Jump to ContentJump to Main Navigation
A Touch More RareHarry Berger, Jr., and the Arts of Interpretation$
Users without a subscription are not able to see the full content.

Nina Levine and David Lee Miller

Print publication date: 2009

Print ISBN-13: 9780823230303

Published to Fordham Scholarship Online: September 2011

DOI: 10.5422/fordham/9780823230303.001.0001

Show Summary Details
Page of

PRINTED FROM FORDHAM SCHOLARSHIP ONLINE (www.fordham.universitypressscholarship.com). (c) Copyright Fordham University Press, 2022. All Rights Reserved. An individual user may print out a PDF of a single chapter of a monograph in FSO for personal use.date: 25 June 2022

Backlooping: Life in a Revisionary Enclave

Backlooping: Life in a Revisionary Enclave

(p.273) Chapter 20 Backlooping: Life in a Revisionary Enclave
A Touch More Rare

Nina Levine

David Lee Miller

Fordham University Press

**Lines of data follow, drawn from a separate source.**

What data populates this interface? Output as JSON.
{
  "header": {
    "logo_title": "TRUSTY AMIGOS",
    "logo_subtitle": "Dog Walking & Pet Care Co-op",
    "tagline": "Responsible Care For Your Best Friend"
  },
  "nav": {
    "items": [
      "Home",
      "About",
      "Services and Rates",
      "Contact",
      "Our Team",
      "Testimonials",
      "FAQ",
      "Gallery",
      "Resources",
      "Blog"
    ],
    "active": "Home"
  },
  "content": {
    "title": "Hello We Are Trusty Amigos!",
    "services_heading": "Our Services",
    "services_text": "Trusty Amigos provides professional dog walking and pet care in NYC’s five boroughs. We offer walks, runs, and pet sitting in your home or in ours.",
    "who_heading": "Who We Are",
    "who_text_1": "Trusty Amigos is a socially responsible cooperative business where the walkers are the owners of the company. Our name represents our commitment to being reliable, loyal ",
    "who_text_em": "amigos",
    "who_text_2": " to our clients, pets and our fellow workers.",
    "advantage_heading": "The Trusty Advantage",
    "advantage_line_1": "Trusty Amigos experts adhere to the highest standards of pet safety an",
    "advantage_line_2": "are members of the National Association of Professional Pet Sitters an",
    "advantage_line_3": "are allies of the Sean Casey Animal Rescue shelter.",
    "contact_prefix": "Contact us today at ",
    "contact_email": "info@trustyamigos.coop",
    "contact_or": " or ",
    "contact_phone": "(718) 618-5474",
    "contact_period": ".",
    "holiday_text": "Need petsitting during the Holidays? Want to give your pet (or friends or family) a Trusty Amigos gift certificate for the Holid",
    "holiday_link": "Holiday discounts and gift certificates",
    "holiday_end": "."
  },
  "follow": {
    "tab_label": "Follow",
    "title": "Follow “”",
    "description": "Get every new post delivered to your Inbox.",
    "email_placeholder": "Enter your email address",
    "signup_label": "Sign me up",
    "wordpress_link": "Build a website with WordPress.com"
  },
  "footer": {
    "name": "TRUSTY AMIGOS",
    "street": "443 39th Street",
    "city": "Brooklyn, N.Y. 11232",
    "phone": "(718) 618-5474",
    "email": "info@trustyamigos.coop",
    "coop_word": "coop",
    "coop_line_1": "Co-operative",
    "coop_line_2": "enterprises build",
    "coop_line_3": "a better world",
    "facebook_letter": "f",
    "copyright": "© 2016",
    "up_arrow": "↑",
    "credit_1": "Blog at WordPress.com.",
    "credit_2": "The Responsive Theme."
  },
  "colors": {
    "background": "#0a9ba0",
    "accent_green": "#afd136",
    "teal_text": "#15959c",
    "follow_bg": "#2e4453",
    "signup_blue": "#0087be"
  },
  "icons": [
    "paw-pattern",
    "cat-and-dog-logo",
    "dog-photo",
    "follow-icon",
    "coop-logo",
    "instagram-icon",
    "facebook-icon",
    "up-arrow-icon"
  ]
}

When Harry Berger was writing The Allegorical Temper in the early 1950s, he meant the pun in the title to refer both to the “temper” or attitude attributed to Edmund Spenser at the time and to the way The Faerie Queene tempered or critiqued that temper. Readers encounter turmoil by letting themselves fall through the rabbit hole from the sign/referent surface of discourse into the textual underground, where semiosis is physis and where, within the sign, signifiers and signifieds continuously uncouple, recouple, and proliferate. Once there, the reader shrinks into a tiny figure and the textual underbrush expands to an intemperate tangle of rhizomes. The new organization of life into cyber communities made everything faster and more accessible. It is no substitute for talking and touching face-to-face.

Keywords:   The Allegorical Temper, Harry Berger, temper, physis, semiosis, cyber communities, Edmund Spenser, The Faerie Queene

Fordham Scholarship Online requires a subscription or purchase to access the full text of books within the service. Public users can however freely search the site and view the abstracts and keywords for each book and chapter.

Please, subscribe or login to access full text content.

If you think you should have access to this title, please contact your librarian.

To troubleshoot, please check our FAQs , and if you can't find the answer there, please contact us .